Over time, Itelecom expanded operations to the lighting sector with a program called GO+, in line with the “lighting as a service” model. What is it about? In short, it provides better lighting, safer urban spaces and savings for taxpayers by using sustainable technology.
As for the project in question, on top of the initial reluctance from the commercial banks there were two key obstacles to getting the project underway: risk perceptions associated with the municipalities’ credit history–since work was only envisaged in small and medium jurisdictions–, and the absence of a track record financing projects without financial backing and whose only source of income were long-term municipal service contracts.

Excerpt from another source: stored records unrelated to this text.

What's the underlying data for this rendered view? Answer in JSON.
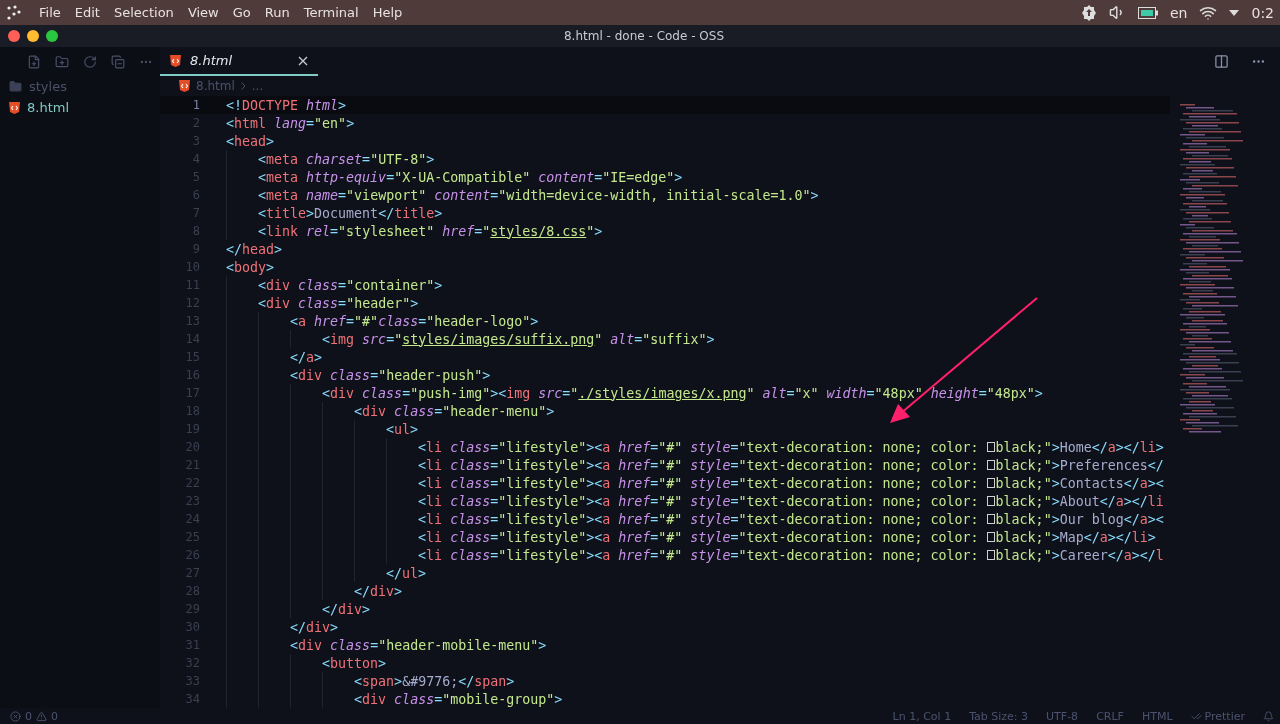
{
  "menu": [
    "File",
    "Edit",
    "Selection",
    "View",
    "Go",
    "Run",
    "Terminal",
    "Help"
  ],
  "tray": {
    "language": "en",
    "clock": "0:2"
  },
  "window": {
    "title": "8.html - done - Code - OSS"
  },
  "explorer": {
    "items": [
      {
        "kind": "folder",
        "label": "styles",
        "selected": false
      },
      {
        "kind": "file",
        "label": "8.html",
        "selected": true
      }
    ]
  },
  "tabs": [
    {
      "label": "8.html",
      "selected": true
    }
  ],
  "breadcrumb": [
    "8.html",
    "..."
  ],
  "lines": [
    {
      "n": "1",
      "current": true,
      "tokens": [
        {
          "kind": "punct",
          "t": "<!"
        },
        {
          "kind": "tag",
          "t": "DOCTYPE"
        },
        {
          "kind": "attr",
          "t": " html"
        },
        {
          "kind": "punct",
          "t": ">"
        }
      ]
    },
    {
      "n": "2",
      "current": false,
      "tokens": [
        {
          "kind": "punct",
          "t": "<"
        },
        {
          "kind": "tag",
          "t": "html"
        },
        {
          "kind": "attr",
          "t": " lang"
        },
        {
          "kind": "punct",
          "t": "="
        },
        {
          "kind": "string",
          "t": "\"en\""
        },
        {
          "kind": "punct",
          "t": ">"
        }
      ]
    },
    {
      "n": "3",
      "current": false,
      "tokens": [
        {
          "kind": "punct",
          "t": "<"
        },
        {
          "kind": "tag",
          "t": "head"
        },
        {
          "kind": "punct",
          "t": ">"
        }
      ]
    },
    {
      "n": "4",
      "current": false,
      "tokens": [
        {
          "kind": "punct",
          "t": "    <"
        },
        {
          "kind": "tag",
          "t": "meta"
        },
        {
          "kind": "attr",
          "t": " charset"
        },
        {
          "kind": "punct",
          "t": "="
        },
        {
          "kind": "string",
          "t": "\"UTF-8\""
        },
        {
          "kind": "punct",
          "t": ">"
        }
      ]
    },
    {
      "n": "5",
      "current": false,
      "tokens": [
        {
          "kind": "punct",
          "t": "    <"
        },
        {
          "kind": "tag",
          "t": "meta"
        },
        {
          "kind": "attr",
          "t": " http-equiv"
        },
        {
          "kind": "punct",
          "t": "="
        },
        {
          "kind": "string",
          "t": "\"X-UA-Compatible\""
        },
        {
          "kind": "attr",
          "t": " content"
        },
        {
          "kind": "punct",
          "t": "="
        },
        {
          "kind": "string",
          "t": "\"IE=edge\""
        },
        {
          "kind": "punct",
          "t": ">"
        }
      ]
    },
    {
      "n": "6",
      "current": false,
      "tokens": [
        {
          "kind": "punct",
          "t": "    <"
        },
        {
          "kind": "tag",
          "t": "meta"
        },
        {
          "kind": "attr",
          "t": " name"
        },
        {
          "kind": "punct",
          "t": "="
        },
        {
          "kind": "string",
          "t": "\"viewport\""
        },
        {
          "kind": "attr",
          "t": " content"
        },
        {
          "kind": "punct",
          "t": "="
        },
        {
          "kind": "string",
          "t": "\"width=device-width, initial-scale=1.0\""
        },
        {
          "kind": "punct",
          "t": ">"
        }
      ]
    },
    {
      "n": "7",
      "current": false,
      "tokens": [
        {
          "kind": "punct",
          "t": "    <"
        },
        {
          "kind": "tag",
          "t": "title"
        },
        {
          "kind": "punct",
          "t": ">"
        },
        {
          "kind": "text",
          "t": "Document"
        },
        {
          "kind": "punct",
          "t": "</"
        },
        {
          "kind": "tag",
          "t": "title"
        },
        {
          "kind": "punct",
          "t": ">"
        }
      ]
    },
    {
      "n": "8",
      "current": false,
      "tokens": [
        {
          "kind": "punct",
          "t": "    <"
        },
        {
          "kind": "tag",
          "t": "link"
        },
        {
          "kind": "attr",
          "t": " rel"
        },
        {
          "kind": "punct",
          "t": "="
        },
        {
          "kind": "string",
          "t": "\"stylesheet\""
        },
        {
          "kind": "attr",
          "t": " href"
        },
        {
          "kind": "punct",
          "t": "="
        },
        {
          "kind": "string",
          "t": "\""
        },
        {
          "kind": "link",
          "t": "styles/8.css"
        },
        {
          "kind": "string",
          "t": "\""
        },
        {
          "kind": "punct",
          "t": ">"
        }
      ]
    },
    {
      "n": "9",
      "current": false,
      "tokens": [
        {
          "kind": "punct",
          "t": "</"
        },
        {
          "kind": "tag",
          "t": "head"
        },
        {
          "kind": "punct",
          "t": ">"
        }
      ]
    },
    {
      "n": "10",
      "current": false,
      "tokens": [
        {
          "kind": "punct",
          "t": "<"
        },
        {
          "kind": "tag",
          "t": "body"
        },
        {
          "kind": "punct",
          "t": ">"
        }
      ]
    },
    {
      "n": "11",
      "current": false,
      "tokens": [
        {
          "kind": "punct",
          "t": "    <"
        },
        {
          "kind": "tag",
          "t": "div"
        },
        {
          "kind": "attr",
          "t": " class"
        },
        {
          "kind": "punct",
          "t": "="
        },
        {
          "kind": "string",
          "t": "\"container\""
        },
        {
          "kind": "punct",
          "t": ">"
        }
      ]
    },
    {
      "n": "12",
      "current": false,
      "tokens": [
        {
          "kind": "punct",
          "t": "    <"
        },
        {
          "kind": "tag",
          "t": "div"
        },
        {
          "kind": "attr",
          "t": " class"
        },
        {
          "kind": "punct",
          "t": "="
        },
        {
          "kind": "string",
          "t": "\"header\""
        },
        {
          "kind": "punct",
          "t": ">"
        }
      ]
    },
    {
      "n": "13",
      "current": false,
      "tokens": [
        {
          "kind": "punct",
          "t": "        <"
        },
        {
          "kind": "tag",
          "t": "a"
        },
        {
          "kind": "attr",
          "t": " href"
        },
        {
          "kind": "punct",
          "t": "="
        },
        {
          "kind": "string",
          "t": "\"#\""
        },
        {
          "kind": "attr",
          "t": "class"
        },
        {
          "kind": "punct",
          "t": "="
        },
        {
          "kind": "string",
          "t": "\"header-logo\""
        },
        {
          "kind": "punct",
          "t": ">"
        }
      ]
    },
    {
      "n": "14",
      "current": false,
      "tokens": [
        {
          "kind": "punct",
          "t": "            <"
        },
        {
          "kind": "tag",
          "t": "img"
        },
        {
          "kind": "attr",
          "t": " src"
        },
        {
          "kind": "punct",
          "t": "="
        },
        {
          "kind": "string",
          "t": "\""
        },
        {
          "kind": "link",
          "t": "styles/images/suffix.png"
        },
        {
          "kind": "string",
          "t": "\""
        },
        {
          "kind": "attr",
          "t": " alt"
        },
        {
          "kind": "punct",
          "t": "="
        },
        {
          "kind": "string",
          "t": "\"suffix\""
        },
        {
          "kind": "punct",
          "t": ">"
        }
      ]
    },
    {
      "n": "15",
      "current": false,
      "tokens": [
        {
          "kind": "punct",
          "t": "        </"
        },
        {
          "kind": "tag",
          "t": "a"
        },
        {
          "kind": "punct",
          "t": ">"
        }
      ]
    },
    {
      "n": "16",
      "current": false,
      "tokens": [
        {
          "kind": "punct",
          "t": "        <"
        },
        {
          "kind": "tag",
          "t": "div"
        },
        {
          "kind": "attr",
          "t": " class"
        },
        {
          "kind": "punct",
          "t": "="
        },
        {
          "kind": "string",
          "t": "\"header-push\""
        },
        {
          "kind": "punct",
          "t": ">"
        }
      ]
    },
    {
      "n": "17",
      "current": false,
      "tokens": [
        {
          "kind": "punct",
          "t": "            <"
        },
        {
          "kind": "tag",
          "t": "div"
        },
        {
          "kind": "attr",
          "t": " class"
        },
        {
          "kind": "punct",
          "t": "="
        },
        {
          "kind": "string",
          "t": "\"push-img\""
        },
        {
          "kind": "punct",
          "t": "><"
        },
        {
          "kind": "tag",
          "t": "img"
        },
        {
          "kind": "attr",
          "t": " src"
        },
        {
          "kind": "punct",
          "t": "="
        },
        {
          "kind": "string",
          "t": "\""
        },
        {
          "kind": "link",
          "t": "./styles/images/x.png"
        },
        {
          "kind": "string",
          "t": "\""
        },
        {
          "kind": "attr",
          "t": " alt"
        },
        {
          "kind": "punct",
          "t": "="
        },
        {
          "kind": "string",
          "t": "\"x\""
        },
        {
          "kind": "attr",
          "t": " width"
        },
        {
          "kind": "punct",
          "t": "="
        },
        {
          "kind": "string",
          "t": "\"48px\""
        },
        {
          "kind": "attr",
          "t": " height"
        },
        {
          "kind": "punct",
          "t": "="
        },
        {
          "kind": "string",
          "t": "\"48px\""
        },
        {
          "kind": "punct",
          "t": ">"
        }
      ]
    },
    {
      "n": "18",
      "current": false,
      "tokens": [
        {
          "kind": "punct",
          "t": "                <"
        },
        {
          "kind": "tag",
          "t": "div"
        },
        {
          "kind": "attr",
          "t": " class"
        },
        {
          "kind": "punct",
          "t": "="
        },
        {
          "kind": "string",
          "t": "\"header-menu\""
        },
        {
          "kind": "punct",
          "t": ">"
        }
      ]
    },
    {
      "n": "19",
      "current": false,
      "tokens": [
        {
          "kind": "punct",
          "t": "                    <"
        },
        {
          "kind": "tag",
          "t": "ul"
        },
        {
          "kind": "punct",
          "t": ">"
        }
      ]
    },
    {
      "n": "20",
      "current": false,
      "tokens": [
        {
          "kind": "punct",
          "t": "                        <"
        },
        {
          "kind": "tag",
          "t": "li"
        },
        {
          "kind": "attr",
          "t": " class"
        },
        {
          "kind": "punct",
          "t": "="
        },
        {
          "kind": "string",
          "t": "\"lifestyle\""
        },
        {
          "kind": "punct",
          "t": "><"
        },
        {
          "kind": "tag",
          "t": "a"
        },
        {
          "kind": "attr",
          "t": " href"
        },
        {
          "kind": "punct",
          "t": "="
        },
        {
          "kind": "string",
          "t": "\"#\""
        },
        {
          "kind": "attr",
          "t": " style"
        },
        {
          "kind": "punct",
          "t": "="
        },
        {
          "kind": "string",
          "t": "\"text-decoration: none; color: "
        },
        {
          "kind": "swatch"
        },
        {
          "kind": "string",
          "t": "black;\""
        },
        {
          "kind": "punct",
          "t": ">"
        },
        {
          "kind": "text",
          "t": "Home"
        },
        {
          "kind": "punct",
          "t": "</"
        },
        {
          "kind": "tag",
          "t": "a"
        },
        {
          "kind": "punct",
          "t": "></"
        },
        {
          "kind": "tag",
          "t": "li"
        },
        {
          "kind": "punct",
          "t": ">"
        }
      ]
    },
    {
      "n": "21",
      "current": false,
      "tokens": [
        {
          "kind": "punct",
          "t": "                        <"
        },
        {
          "kind": "tag",
          "t": "li"
        },
        {
          "kind": "attr",
          "t": " class"
        },
        {
          "kind": "punct",
          "t": "="
        },
        {
          "kind": "string",
          "t": "\"lifestyle\""
        },
        {
          "kind": "punct",
          "t": "><"
        },
        {
          "kind": "tag",
          "t": "a"
        },
        {
          "kind": "attr",
          "t": " href"
        },
        {
          "kind": "punct",
          "t": "="
        },
        {
          "kind": "string",
          "t": "\"#\""
        },
        {
          "kind": "attr",
          "t": " style"
        },
        {
          "kind": "punct",
          "t": "="
        },
        {
          "kind": "string",
          "t": "\"text-decoration: none; color: "
        },
        {
          "kind": "swatch"
        },
        {
          "kind": "string",
          "t": "black;\""
        },
        {
          "kind": "punct",
          "t": ">"
        },
        {
          "kind": "text",
          "t": "Preferences"
        },
        {
          "kind": "punct",
          "t": "</"
        }
      ]
    },
    {
      "n": "22",
      "current": false,
      "tokens": [
        {
          "kind": "punct",
          "t": "                        <"
        },
        {
          "kind": "tag",
          "t": "li"
        },
        {
          "kind": "attr",
          "t": " class"
        },
        {
          "kind": "punct",
          "t": "="
        },
        {
          "kind": "string",
          "t": "\"lifestyle\""
        },
        {
          "kind": "punct",
          "t": "><"
        },
        {
          "kind": "tag",
          "t": "a"
        },
        {
          "kind": "attr",
          "t": " href"
        },
        {
          "kind": "punct",
          "t": "="
        },
        {
          "kind": "string",
          "t": "\"#\""
        },
        {
          "kind": "attr",
          "t": " style"
        },
        {
          "kind": "punct",
          "t": "="
        },
        {
          "kind": "string",
          "t": "\"text-decoration: none; color: "
        },
        {
          "kind": "swatch"
        },
        {
          "kind": "string",
          "t": "black;\""
        },
        {
          "kind": "punct",
          "t": ">"
        },
        {
          "kind": "text",
          "t": "Contacts"
        },
        {
          "kind": "punct",
          "t": "</"
        },
        {
          "kind": "tag",
          "t": "a"
        },
        {
          "kind": "punct",
          "t": "><"
        }
      ]
    },
    {
      "n": "23",
      "current": false,
      "tokens": [
        {
          "kind": "punct",
          "t": "                        <"
        },
        {
          "kind": "tag",
          "t": "li"
        },
        {
          "kind": "attr",
          "t": " class"
        },
        {
          "kind": "punct",
          "t": "="
        },
        {
          "kind": "string",
          "t": "\"lifestyle\""
        },
        {
          "kind": "punct",
          "t": "><"
        },
        {
          "kind": "tag",
          "t": "a"
        },
        {
          "kind": "attr",
          "t": " href"
        },
        {
          "kind": "punct",
          "t": "="
        },
        {
          "kind": "string",
          "t": "\"#\""
        },
        {
          "kind": "attr",
          "t": " style"
        },
        {
          "kind": "punct",
          "t": "="
        },
        {
          "kind": "string",
          "t": "\"text-decoration: none; color: "
        },
        {
          "kind": "swatch"
        },
        {
          "kind": "string",
          "t": "black;\""
        },
        {
          "kind": "punct",
          "t": ">"
        },
        {
          "kind": "text",
          "t": "About"
        },
        {
          "kind": "punct",
          "t": "</"
        },
        {
          "kind": "tag",
          "t": "a"
        },
        {
          "kind": "punct",
          "t": "></"
        },
        {
          "kind": "tag",
          "t": "li"
        }
      ]
    },
    {
      "n": "24",
      "current": false,
      "tokens": [
        {
          "kind": "punct",
          "t": "                        <"
        },
        {
          "kind": "tag",
          "t": "li"
        },
        {
          "kind": "attr",
          "t": " class"
        },
        {
          "kind": "punct",
          "t": "="
        },
        {
          "kind": "string",
          "t": "\"lifestyle\""
        },
        {
          "kind": "punct",
          "t": "><"
        },
        {
          "kind": "tag",
          "t": "a"
        },
        {
          "kind": "attr",
          "t": " href"
        },
        {
          "kind": "punct",
          "t": "="
        },
        {
          "kind": "string",
          "t": "\"#\""
        },
        {
          "kind": "attr",
          "t": " style"
        },
        {
          "kind": "punct",
          "t": "="
        },
        {
          "kind": "string",
          "t": "\"text-decoration: none; color: "
        },
        {
          "kind": "swatch"
        },
        {
          "kind": "string",
          "t": "black;\""
        },
        {
          "kind": "punct",
          "t": ">"
        },
        {
          "kind": "text",
          "t": "Our blog"
        },
        {
          "kind": "punct",
          "t": "</"
        },
        {
          "kind": "tag",
          "t": "a"
        },
        {
          "kind": "punct",
          "t": "><"
        }
      ]
    },
    {
      "n": "25",
      "current": false,
      "tokens": [
        {
          "kind": "punct",
          "t": "                        <"
        },
        {
          "kind": "tag",
          "t": "li"
        },
        {
          "kind": "attr",
          "t": " class"
        },
        {
          "kind": "punct",
          "t": "="
        },
        {
          "kind": "string",
          "t": "\"lifestyle\""
        },
        {
          "kind": "punct",
          "t": "><"
        },
        {
          "kind": "tag",
          "t": "a"
        },
        {
          "kind": "attr",
          "t": " href"
        },
        {
          "kind": "punct",
          "t": "="
        },
        {
          "kind": "string",
          "t": "\"#\""
        },
        {
          "kind": "attr",
          "t": " style"
        },
        {
          "kind": "punct",
          "t": "="
        },
        {
          "kind": "string",
          "t": "\"text-decoration: none; color: "
        },
        {
          "kind": "swatch"
        },
        {
          "kind": "string",
          "t": "black;\""
        },
        {
          "kind": "punct",
          "t": ">"
        },
        {
          "kind": "text",
          "t": "Map"
        },
        {
          "kind": "punct",
          "t": "</"
        },
        {
          "kind": "tag",
          "t": "a"
        },
        {
          "kind": "punct",
          "t": "></"
        },
        {
          "kind": "tag",
          "t": "li"
        },
        {
          "kind": "punct",
          "t": ">"
        }
      ]
    },
    {
      "n": "26",
      "current": false,
      "tokens": [
        {
          "kind": "punct",
          "t": "                        <"
        },
        {
          "kind": "tag",
          "t": "li"
        },
        {
          "kind": "attr",
          "t": " class"
        },
        {
          "kind": "punct",
          "t": "="
        },
        {
          "kind": "string",
          "t": "\"lifestyle\""
        },
        {
          "kind": "punct",
          "t": "><"
        },
        {
          "kind": "tag",
          "t": "a"
        },
        {
          "kind": "attr",
          "t": " href"
        },
        {
          "kind": "punct",
          "t": "="
        },
        {
          "kind": "string",
          "t": "\"#\""
        },
        {
          "kind": "attr",
          "t": " style"
        },
        {
          "kind": "punct",
          "t": "="
        },
        {
          "kind": "string",
          "t": "\"text-decoration: none; color: "
        },
        {
          "kind": "swatch"
        },
        {
          "kind": "string",
          "t": "black;\""
        },
        {
          "kind": "punct",
          "t": ">"
        },
        {
          "kind": "text",
          "t": "Career"
        },
        {
          "kind": "punct",
          "t": "</"
        },
        {
          "kind": "tag",
          "t": "a"
        },
        {
          "kind": "punct",
          "t": "></"
        },
        {
          "kind": "tag",
          "t": "l"
        }
      ]
    },
    {
      "n": "27",
      "current": false,
      "tokens": [
        {
          "kind": "punct",
          "t": "                    </"
        },
        {
          "kind": "tag",
          "t": "ul"
        },
        {
          "kind": "punct",
          "t": ">"
        }
      ]
    },
    {
      "n": "28",
      "current": false,
      "tokens": [
        {
          "kind": "punct",
          "t": "                </"
        },
        {
          "kind": "tag",
          "t": "div"
        },
        {
          "kind": "punct",
          "t": ">"
        }
      ]
    },
    {
      "n": "29",
      "current": false,
      "tokens": [
        {
          "kind": "punct",
          "t": "            </"
        },
        {
          "kind": "tag",
          "t": "div"
        },
        {
          "kind": "punct",
          "t": ">"
        }
      ]
    },
    {
      "n": "30",
      "current": false,
      "tokens": [
        {
          "kind": "punct",
          "t": "        </"
        },
        {
          "kind": "tag",
          "t": "div"
        },
        {
          "kind": "punct",
          "t": ">"
        }
      ]
    },
    {
      "n": "31",
      "current": false,
      "tokens": [
        {
          "kind": "punct",
          "t": "        <"
        },
        {
          "kind": "tag",
          "t": "div"
        },
        {
          "kind": "attr",
          "t": " class"
        },
        {
          "kind": "punct",
          "t": "="
        },
        {
          "kind": "string",
          "t": "\"header-mobile-menu\""
        },
        {
          "kind": "punct",
          "t": ">"
        }
      ]
    },
    {
      "n": "32",
      "current": false,
      "tokens": [
        {
          "kind": "punct",
          "t": "            <"
        },
        {
          "kind": "tag",
          "t": "button"
        },
        {
          "kind": "punct",
          "t": ">"
        }
      ]
    },
    {
      "n": "33",
      "current": false,
      "tokens": [
        {
          "kind": "punct",
          "t": "                <"
        },
        {
          "kind": "tag",
          "t": "span"
        },
        {
          "kind": "punct",
          "t": ">"
        },
        {
          "kind": "text",
          "t": "&#9776;"
        },
        {
          "kind": "punct",
          "t": "</"
        },
        {
          "kind": "tag",
          "t": "span"
        },
        {
          "kind": "punct",
          "t": ">"
        }
      ]
    },
    {
      "n": "34",
      "current": false,
      "tokens": [
        {
          "kind": "punct",
          "t": "                <"
        },
        {
          "kind": "tag",
          "t": "div"
        },
        {
          "kind": "attr",
          "t": " class"
        },
        {
          "kind": "punct",
          "t": "="
        },
        {
          "kind": "string",
          "t": "\"mobile-group\""
        },
        {
          "kind": "punct",
          "t": ">"
        }
      ]
    }
  ],
  "status": {
    "errors": "0",
    "warnings": "0",
    "items": [
      {
        "kind": "text",
        "label": "Ln 1, Col 1"
      },
      {
        "kind": "text",
        "label": "Tab Size: 3"
      },
      {
        "kind": "text",
        "label": "UTF-8"
      },
      {
        "kind": "text",
        "label": "CRLF"
      },
      {
        "kind": "text",
        "label": "HTML"
      },
      {
        "kind": "prettier",
        "label": "Prettier"
      }
    ]
  }
}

Shedding light on the results
The path was to combine strategies. To manage municipal credit risk, financing was provided by IDB Invest’s own resources and concessional resources, defining its use based on:
- A credit assessment of the municipalities, showing investment grade ratings under local standards for the initial group of participating municipalities.
- Diversifying Itelecom’s portfolio in various municipalities.
- Defining adequate structuring parameters for project financing transactions, and the coverage ratio of the debt service and reserve accounts.
Capital was built around a loan from IDB Invest, a loan from the Canadian Climate Fund for the Private Sector (C2F), a loan from the Clean Technology Fund (CTF), and a partial credit guarantee from the CTF for the IDB Invest loan, based on a financial structure of US$18.5 million. The use of Blended Finance resources was introduced, completing the financial package and providing extra collateral to increase the operation’s credit if conditions became complicated and risk mitigation was required.
To date, 62,200 public lights have been replaced, and Itelecom plans to reduce CO2 emissions to more than 11,000 tons per year–reducing energy consumption by more than 23,200 MWh per year, 64% of the total consumption of the 9 municipalities in the previous period.
“The project is finished in terms of installation, everything is working fine,” says Idiarte. “What’s next? Regarding this project, we need to comply with the obligations of the supply and installation contracts for these new municipalities (the installation is already completed), and carry out maintenance for ten years. We are basically responsible for the effective lighting operation.”
In Melipilla, a city of 100 thousand inhabitants, crime has dropped and activity on the streets has increased thanks to the implementation of 15 thousand new LED lights. A further positive effect has been the reinvestment of municipal energy savings, to provide better access to drinking water.
But that’s another story.